If it hurts you more than it hurts someone else, are you just a sissy?
Not necessarily. The old "telegraph" model of pain is being replaced by a model that looks more like the Internet:
... in the last decade or so, psychologists and other pain researchers are coming around to a new definition of just what is pain — and how the experience looks to be different in men and women.
Gone is the old telegraph model that served medical science for thousands of years: You put your hand in a hot fire you felt the pain of the burn until the tissue eventually healed.
In its place, some scientists are putting forward the notion that pain ricochets through the body more like the way the internet works: The initial experience sets off a complex chain of reactions involving one's general health, genetic makeup, brain chemistry and perhaps even how one has come to think about pain in the first place.
Even more, the placebo effect and its evil twin the nocebo effect, functions of your own mind, play a great role in what you will or won't feel.
Much, though, is clearly in the deep recesses of the mind. Two years ago, for example, researchers in London and Pittsburgh hypnotized otherwise healthy people and told them they were in acute pain. Brain scans then showed these subjects had virtually the same electro-chemical activity as patients with actual ailments — another indicator pain can actually originate in the mind.
Obviously, if it hurts you, it hurts. But no one single standard of pain can be applied to everyone because many factors, including your own mind, play a role in what you are experiencing.
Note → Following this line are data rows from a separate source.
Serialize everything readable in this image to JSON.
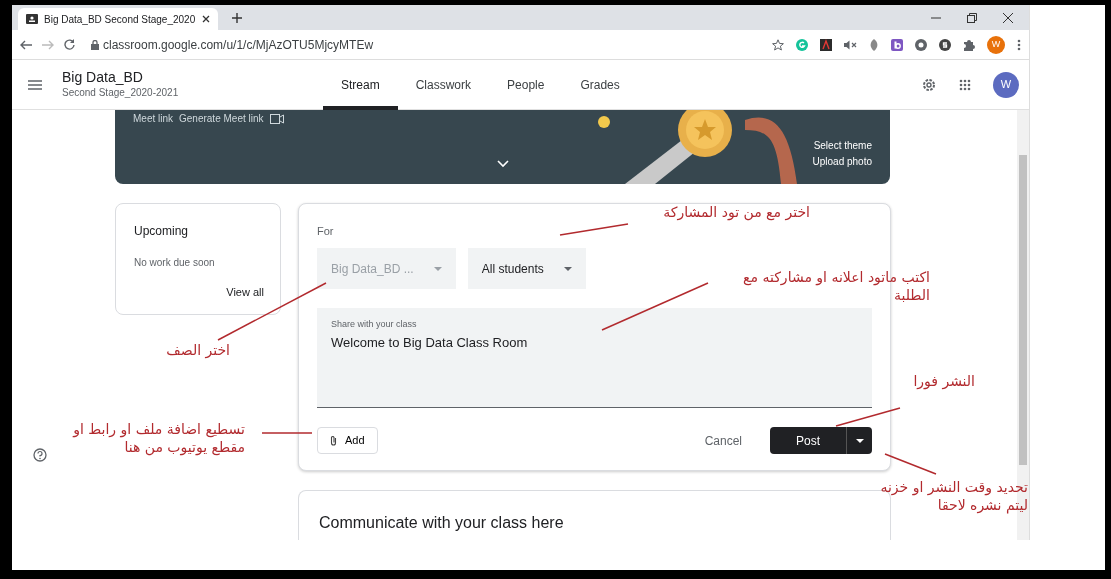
{
  "browser": {
    "tab_title": "Big Data_BD Second Stage_2020",
    "url": "classroom.google.com/u/1/c/MjAzOTU5MjcyMTEw",
    "profile_initial": "W"
  },
  "app_header": {
    "class_name": "Big Data_BD",
    "section": "Second Stage_2020-2021",
    "avatar_initial": "W",
    "tabs": [
      {
        "label": "Stream",
        "selected": true
      },
      {
        "label": "Classwork",
        "selected": false
      },
      {
        "label": "People",
        "selected": false
      },
      {
        "label": "Grades",
        "selected": false
      }
    ]
  },
  "banner": {
    "meet_link": "Meet link",
    "generate_meet_link": "Generate Meet link",
    "select_theme": "Select theme",
    "upload_photo": "Upload photo"
  },
  "upcoming": {
    "title": "Upcoming",
    "message": "No work due soon",
    "view_all": "View all"
  },
  "post_form": {
    "for_label": "For",
    "selects": [
      {
        "value": "Big Data_BD ...",
        "disabled": true
      },
      {
        "value": "All students",
        "disabled": false
      }
    ],
    "message_label": "Share with your class",
    "message": "Welcome to Big Data Class Room",
    "add": "Add",
    "cancel": "Cancel",
    "post": "Post"
  },
  "communicate": "Communicate with your class here",
  "annotations": [
    {
      "text": "اختر مع من تود المشاركة"
    },
    {
      "text": "اكتب ماتود اعلانه او مشاركته مع الطلبة"
    },
    {
      "text": "اختر الصف"
    },
    {
      "text": "تسطيع اضافة ملف او رابط او مقطع يوتيوب من هنا"
    },
    {
      "text": "النشر فورا"
    },
    {
      "text": "تحديد وقت النشر او خزنه ليتم نشره لاحقا"
    }
  ]
}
Remember that when someone tells you that your mind does not really exist.
My other blog is the Post-Darwinist, which keeps tabs on the intelligent design controversy.